=== Section Start ===

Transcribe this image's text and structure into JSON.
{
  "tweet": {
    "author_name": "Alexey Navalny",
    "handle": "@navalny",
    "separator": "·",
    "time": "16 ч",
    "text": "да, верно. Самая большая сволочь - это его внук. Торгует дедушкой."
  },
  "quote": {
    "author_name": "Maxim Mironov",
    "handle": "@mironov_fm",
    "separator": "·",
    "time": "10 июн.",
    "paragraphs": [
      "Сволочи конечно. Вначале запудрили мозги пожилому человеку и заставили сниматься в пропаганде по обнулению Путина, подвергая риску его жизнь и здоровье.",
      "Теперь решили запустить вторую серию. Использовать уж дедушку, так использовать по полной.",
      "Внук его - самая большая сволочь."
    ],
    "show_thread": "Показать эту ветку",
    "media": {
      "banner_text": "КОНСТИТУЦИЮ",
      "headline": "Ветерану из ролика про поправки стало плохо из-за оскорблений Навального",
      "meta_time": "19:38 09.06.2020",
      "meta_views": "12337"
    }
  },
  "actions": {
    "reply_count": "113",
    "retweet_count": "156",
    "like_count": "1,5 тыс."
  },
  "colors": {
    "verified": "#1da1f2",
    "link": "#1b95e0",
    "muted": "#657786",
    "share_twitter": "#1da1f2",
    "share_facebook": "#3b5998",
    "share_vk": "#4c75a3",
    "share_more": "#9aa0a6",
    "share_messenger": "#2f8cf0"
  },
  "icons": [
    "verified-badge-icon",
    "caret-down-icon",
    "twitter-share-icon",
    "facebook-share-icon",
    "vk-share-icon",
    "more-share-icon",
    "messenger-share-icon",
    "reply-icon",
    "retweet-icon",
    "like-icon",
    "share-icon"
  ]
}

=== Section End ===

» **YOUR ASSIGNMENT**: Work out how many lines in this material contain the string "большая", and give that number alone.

» **PROBLEM SOLUTION**: 2